Parachute activities are extremely inclusive, and allow all pupils to feel involved, even if they are unable to fully participate. The sight of bright colours and changing shapes of the parachute can provide both a stiumlating and relaxing visual experience for pupils, while the soft rippling sounds can again provide a calming environment for pupils. This can be enhanced by playing music or a calming CD in the background. Those who can touch and grip the parachute are able to access the physical sensation of the parachute moving, pushing and pulling, while the breeze of the parachute can offer an alternative, relaxing experience for all. Having the opportunity to lie on or under the parachute can further enhance the sensory and kinaesthetic experience, and help to include pupils, including those in wheelchairs or with other movement difficulties.

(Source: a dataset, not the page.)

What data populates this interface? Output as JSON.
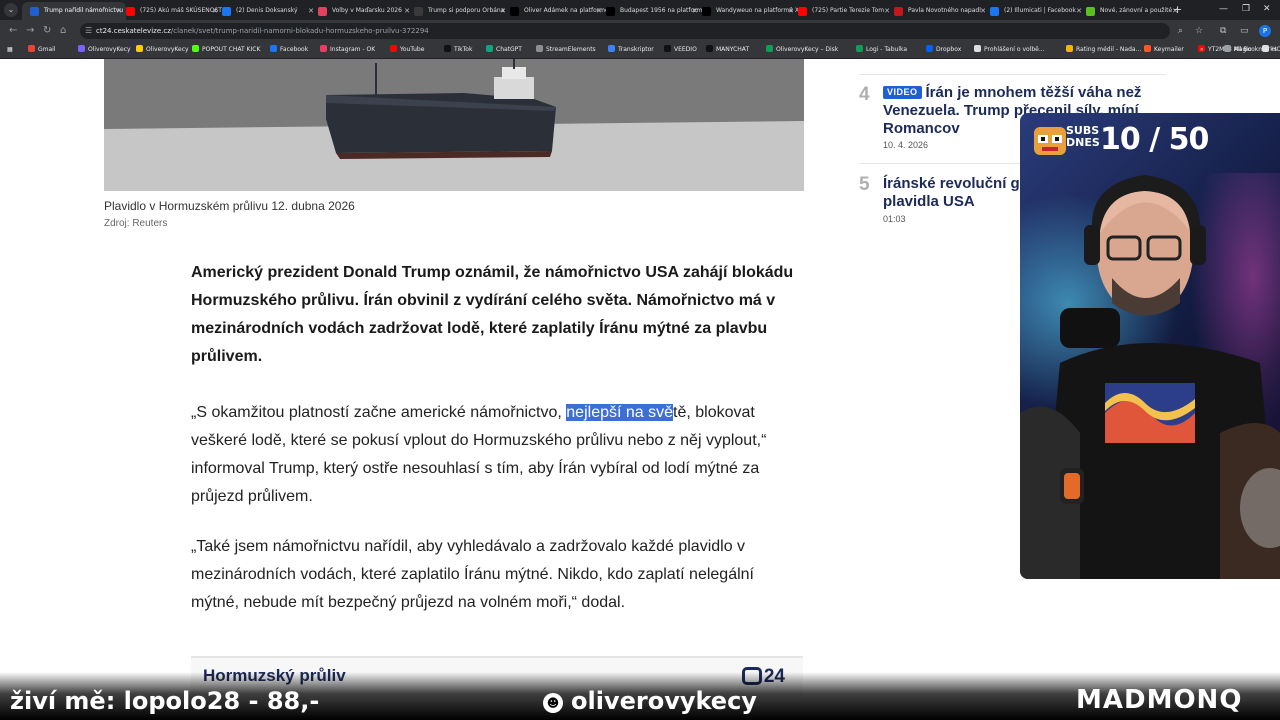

The ‘Parachute’ offers inclusive, sensory activities for pupils with additional support needs. For those with physical or sensory challenges, the range of games ensures that they are still able to participate with or without support. The bright colours, large movements and ‘breezy sensation’ of the parachute ensures that those with visual impairments are still able to ‘feel’ that they are part of the lesson. The biggest clue that parachute games were destined to develop the PE benchmarks? The similarity in colours between the PE ‘Wheel’ and the brightly coloured, wonderfully versatile piece of fabric that everyone loves to showcase, but is always a challenge to put away! Real parachutes may make you think of people plummeting, but the parachute we all know and love from our own time at school will provides us with countless games and opportunities to raise the enjoyment and attainment of pupils of all ages and abilities. Don’t take it for granted!